Kruzee co-founders Mikael Castaldo (left) and Osama Siddique (right) both have backgrounds in management (supplied image)

Castaldo and co-founder Osama Siddique, who earned a bachelor’s degree in business administration from U of T Scarborough in 2017, have brought similar accountability to in-car lessons, which has also helped them combat a frustration they’ve seen often in their research and experienced themselves. 

They found that 80 per cent of Yelp reviews for prominent Ontario driving schools were negative and largely hinged on the process of booking in-car lessons. In many reviews, students recount scheduling lessons by texting or calling an instructor and then hoping both parties remembered when and where the lesson would take place – not to mention how many hours of instruction had been completed. 

“We were surprised that it was impossible to book lessons online, impossible to know anything about your instructor before you get in the car with them and that the theoretical part was still pretty analog,” Castaldo says. “People complain about booking delays, last-minute cancellations, instructors ghosting them.”

Modernizing driver’s ed

Kruzee, by contrast, allows students to use a website to browse profiles and reviews of driving instructors and provides information about which car they will be driving. They can schedule their appointments and get a text to remind them 24 hours before their lesson takes place. Instructors also record students’ progress and bookings through a dedicated app. 

In the coming months, the company is launching a feature that will have instructors track both the hours a student has completed and their specific strengths and areas for improvement, including parallel parking or lane changes.
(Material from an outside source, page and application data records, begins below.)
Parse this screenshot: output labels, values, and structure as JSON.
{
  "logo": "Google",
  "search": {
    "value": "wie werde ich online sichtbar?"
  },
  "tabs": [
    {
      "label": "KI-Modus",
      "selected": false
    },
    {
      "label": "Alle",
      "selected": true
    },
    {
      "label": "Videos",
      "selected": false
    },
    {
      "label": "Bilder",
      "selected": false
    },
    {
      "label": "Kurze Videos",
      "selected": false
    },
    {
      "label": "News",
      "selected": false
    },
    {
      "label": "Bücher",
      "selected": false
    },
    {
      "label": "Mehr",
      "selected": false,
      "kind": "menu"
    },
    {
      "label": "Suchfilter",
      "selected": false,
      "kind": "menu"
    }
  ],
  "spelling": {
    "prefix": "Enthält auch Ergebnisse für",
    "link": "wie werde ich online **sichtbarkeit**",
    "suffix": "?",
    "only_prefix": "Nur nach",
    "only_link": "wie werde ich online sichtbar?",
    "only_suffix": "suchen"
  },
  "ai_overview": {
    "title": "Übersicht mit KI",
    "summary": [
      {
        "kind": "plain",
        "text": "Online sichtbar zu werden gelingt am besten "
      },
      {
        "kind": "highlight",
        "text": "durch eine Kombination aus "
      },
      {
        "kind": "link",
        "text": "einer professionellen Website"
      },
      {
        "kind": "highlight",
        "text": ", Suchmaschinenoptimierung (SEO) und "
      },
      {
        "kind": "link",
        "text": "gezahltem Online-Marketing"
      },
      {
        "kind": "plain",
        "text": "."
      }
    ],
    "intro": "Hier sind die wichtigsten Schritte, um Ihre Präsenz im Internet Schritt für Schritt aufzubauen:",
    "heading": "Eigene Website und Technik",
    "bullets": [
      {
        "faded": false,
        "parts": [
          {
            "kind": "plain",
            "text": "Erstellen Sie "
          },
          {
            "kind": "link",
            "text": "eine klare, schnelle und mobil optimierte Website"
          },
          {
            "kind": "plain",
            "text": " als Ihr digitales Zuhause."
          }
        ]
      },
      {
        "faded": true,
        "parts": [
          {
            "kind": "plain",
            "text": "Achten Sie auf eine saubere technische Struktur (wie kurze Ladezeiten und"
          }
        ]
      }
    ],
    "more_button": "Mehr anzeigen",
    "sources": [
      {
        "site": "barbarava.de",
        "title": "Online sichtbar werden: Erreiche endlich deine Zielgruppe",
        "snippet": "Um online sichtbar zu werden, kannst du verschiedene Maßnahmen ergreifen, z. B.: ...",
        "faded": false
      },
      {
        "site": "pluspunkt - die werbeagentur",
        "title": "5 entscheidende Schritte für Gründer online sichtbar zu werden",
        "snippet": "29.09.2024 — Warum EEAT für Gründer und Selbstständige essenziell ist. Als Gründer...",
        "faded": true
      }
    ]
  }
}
The data will be used to create a custom report card, which instructors can use to further customize lessons.

Kruzee has also created a rigorous process to screen instructors, including extensive background checks and three rounds of interviews. It also conducts regular checks of the operation.

The digital-first approach has helped keep costs low and the company has partnered with two Canadian startups to offer further discounts. For example, Kruzee students get $500 off their first used car bought through Clutch, which lets customers buy a car online, have it delivered to their house, drive it for 10 days and, if it’s not the right fit, return it free of charge. Students can also compare insurance rates with five free quotes from Walnut Insurance.
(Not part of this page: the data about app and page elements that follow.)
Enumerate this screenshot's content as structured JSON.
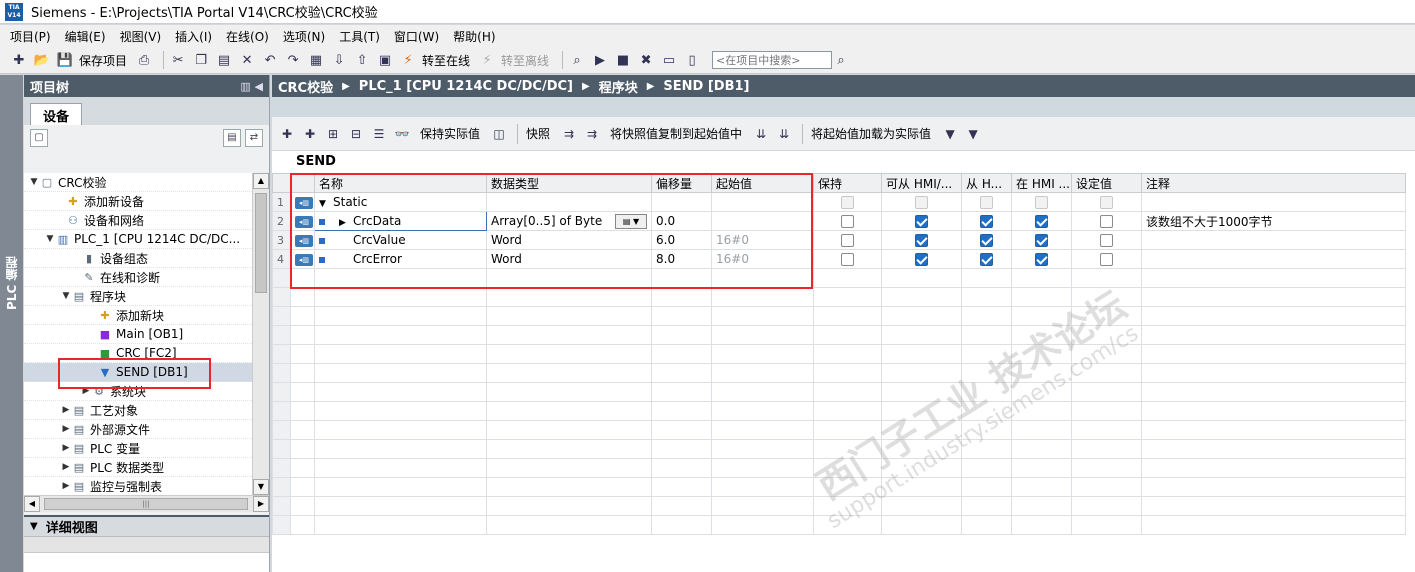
{
  "window": {
    "logo": "TIA V14",
    "title": "Siemens  -  E:\\Projects\\TIA Portal V14\\CRC校验\\CRC校验"
  },
  "menu": [
    "项目(P)",
    "编辑(E)",
    "视图(V)",
    "插入(I)",
    "在线(O)",
    "选项(N)",
    "工具(T)",
    "窗口(W)",
    "帮助(H)"
  ],
  "toolbar": {
    "save_project": "保存项目",
    "go_online": "转至在线",
    "go_offline": "转至离线",
    "search_placeholder": "<在项目中搜索>"
  },
  "side_tab": "PLC 编程",
  "tree": {
    "title": "项目树",
    "tab": "设备",
    "items": [
      {
        "label": "CRC校验",
        "icon": "project-icon",
        "arrow": "▼"
      },
      {
        "label": "添加新设备",
        "icon": "add-device-icon",
        "arrow": ""
      },
      {
        "label": "设备和网络",
        "icon": "network-icon",
        "arrow": ""
      },
      {
        "label": "PLC_1 [CPU 1214C DC/DC...",
        "icon": "plc-icon",
        "arrow": "▼"
      },
      {
        "label": "设备组态",
        "icon": "device-config-icon",
        "arrow": ""
      },
      {
        "label": "在线和诊断",
        "icon": "diagnostics-icon",
        "arrow": ""
      },
      {
        "label": "程序块",
        "icon": "folder-icon",
        "arrow": "▼"
      },
      {
        "label": "添加新块",
        "icon": "add-block-icon",
        "arrow": ""
      },
      {
        "label": "Main [OB1]",
        "icon": "ob-block-icon",
        "arrow": ""
      },
      {
        "label": "CRC [FC2]",
        "icon": "fc-block-icon",
        "arrow": ""
      },
      {
        "label": "SEND [DB1]",
        "icon": "db-block-icon",
        "arrow": ""
      },
      {
        "label": "系统块",
        "icon": "system-block-icon",
        "arrow": "▶"
      },
      {
        "label": "工艺对象",
        "icon": "folder-icon",
        "arrow": "▶"
      },
      {
        "label": "外部源文件",
        "icon": "folder-icon",
        "arrow": "▶"
      },
      {
        "label": "PLC 变量",
        "icon": "folder-icon",
        "arrow": "▶"
      },
      {
        "label": "PLC 数据类型",
        "icon": "folder-icon",
        "arrow": "▶"
      },
      {
        "label": "监控与强制表",
        "icon": "folder-icon",
        "arrow": "▶"
      }
    ],
    "selected_index": 10,
    "detail_title": "详细视图"
  },
  "editor": {
    "breadcrumb": [
      "CRC校验",
      "PLC_1 [CPU 1214C DC/DC/DC]",
      "程序块",
      "SEND [DB1]"
    ],
    "tools": {
      "keep_actual": "保持实际值",
      "snapshot": "快照",
      "copy_snapshot": "将快照值复制到起始值中",
      "load_start": "将起始值加载为实际值"
    },
    "block_title": "SEND",
    "columns": [
      "名称",
      "数据类型",
      "偏移量",
      "起始值",
      "保持",
      "可从 HMI/...",
      "从 H...",
      "在 HMI ...",
      "设定值",
      "注释"
    ],
    "rows": [
      {
        "num": "1",
        "name": "Static",
        "type": "",
        "offset": "",
        "start": "",
        "retain": false,
        "hmi_access": false,
        "hmi_visible": false,
        "hmi_setting": false,
        "setpoint": false,
        "comment": "",
        "level": 0,
        "arrow": "▼",
        "disabled": true
      },
      {
        "num": "2",
        "name": "CrcData",
        "type": "Array[0..5] of Byte",
        "offset": "0.0",
        "start": "",
        "retain": false,
        "hmi_access": true,
        "hmi_visible": true,
        "hmi_setting": true,
        "setpoint": false,
        "comment": "该数组不大于1000字节",
        "level": 1,
        "arrow": "▶",
        "disabled": false
      },
      {
        "num": "3",
        "name": "CrcValue",
        "type": "Word",
        "offset": "6.0",
        "start": "16#0",
        "retain": false,
        "hmi_access": true,
        "hmi_visible": true,
        "hmi_setting": true,
        "setpoint": false,
        "comment": "",
        "level": 1,
        "arrow": "",
        "disabled": false
      },
      {
        "num": "4",
        "name": "CrcError",
        "type": "Word",
        "offset": "8.0",
        "start": "16#0",
        "retain": false,
        "hmi_access": true,
        "hmi_visible": true,
        "hmi_setting": true,
        "setpoint": false,
        "comment": "",
        "level": 1,
        "arrow": "",
        "disabled": false
      }
    ]
  }
}
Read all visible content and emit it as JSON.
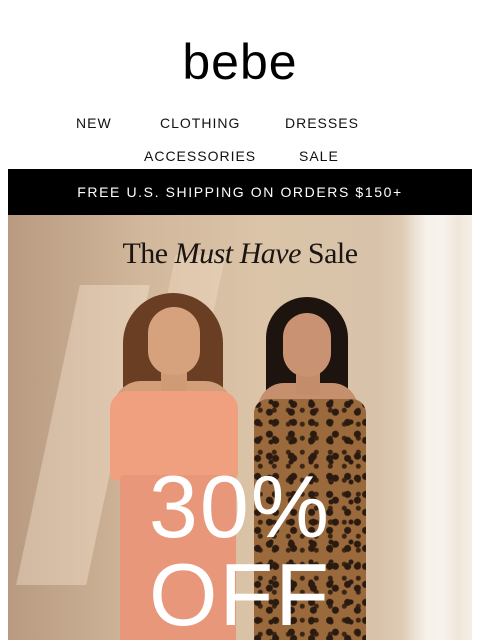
{
  "brand": {
    "logo_text": "bebe"
  },
  "nav": {
    "row1": [
      "NEW",
      "CLOTHING",
      "DRESSES"
    ],
    "row2": [
      "ACCESSORIES",
      "SALE"
    ]
  },
  "shipping_banner": "FREE U.S. SHIPPING ON ORDERS $150+",
  "hero": {
    "headline_pre": "The ",
    "headline_em": "Must Have",
    "headline_post": " Sale",
    "promo_line1": "30%",
    "promo_line2": "OFF"
  }
}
In addition, Kruzee has a course to prepare students for the first written test needed to get a driver’s licence, the G1, and students who take it are given a full refund if they don’t pass on their first try. 
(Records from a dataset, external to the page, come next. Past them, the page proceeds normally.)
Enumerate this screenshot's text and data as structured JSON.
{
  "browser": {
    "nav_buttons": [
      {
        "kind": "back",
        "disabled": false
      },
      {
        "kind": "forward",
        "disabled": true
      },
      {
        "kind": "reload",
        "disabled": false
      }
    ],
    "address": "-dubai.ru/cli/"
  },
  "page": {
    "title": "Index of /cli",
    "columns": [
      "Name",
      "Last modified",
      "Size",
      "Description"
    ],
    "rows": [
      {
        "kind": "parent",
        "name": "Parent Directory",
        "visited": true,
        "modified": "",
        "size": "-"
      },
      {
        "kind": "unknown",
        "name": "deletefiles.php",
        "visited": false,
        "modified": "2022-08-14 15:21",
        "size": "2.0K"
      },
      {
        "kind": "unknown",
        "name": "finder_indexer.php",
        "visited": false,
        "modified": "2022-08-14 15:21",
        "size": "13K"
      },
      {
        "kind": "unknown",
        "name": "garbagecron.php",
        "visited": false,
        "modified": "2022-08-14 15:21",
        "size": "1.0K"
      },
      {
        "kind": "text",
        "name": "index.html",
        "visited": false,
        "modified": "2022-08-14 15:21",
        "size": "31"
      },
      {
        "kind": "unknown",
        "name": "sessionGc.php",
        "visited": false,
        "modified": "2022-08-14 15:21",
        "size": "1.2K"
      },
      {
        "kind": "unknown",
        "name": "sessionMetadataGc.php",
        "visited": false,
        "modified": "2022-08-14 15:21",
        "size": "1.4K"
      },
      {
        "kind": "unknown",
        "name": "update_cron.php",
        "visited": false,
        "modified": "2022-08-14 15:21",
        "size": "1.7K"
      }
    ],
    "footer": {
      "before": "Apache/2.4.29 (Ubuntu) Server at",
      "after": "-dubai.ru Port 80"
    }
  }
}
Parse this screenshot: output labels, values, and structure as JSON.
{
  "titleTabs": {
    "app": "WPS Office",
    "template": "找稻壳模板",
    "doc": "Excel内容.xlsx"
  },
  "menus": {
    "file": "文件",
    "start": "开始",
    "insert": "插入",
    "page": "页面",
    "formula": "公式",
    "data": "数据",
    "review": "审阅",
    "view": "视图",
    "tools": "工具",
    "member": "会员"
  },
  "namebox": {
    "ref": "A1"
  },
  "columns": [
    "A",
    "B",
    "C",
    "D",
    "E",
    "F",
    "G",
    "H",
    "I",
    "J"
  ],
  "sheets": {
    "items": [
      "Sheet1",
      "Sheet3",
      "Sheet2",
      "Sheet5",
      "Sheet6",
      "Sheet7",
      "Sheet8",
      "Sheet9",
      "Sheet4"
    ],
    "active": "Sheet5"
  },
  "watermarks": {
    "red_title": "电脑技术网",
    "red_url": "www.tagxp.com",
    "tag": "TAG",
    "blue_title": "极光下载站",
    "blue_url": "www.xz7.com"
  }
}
So far, the startup has expanded across Ontario and into British Columbia – and has sights set on entering the huge U.S. market.

“We’ve been getting a pretty phenomenal response so far in Vancouver, because people are facing the same problems there, and we know it’s a similar experience throughout the U.S.,” Castaldo says. “We’ve created a model that gives driving instructors and students what they’re looking for – but better.”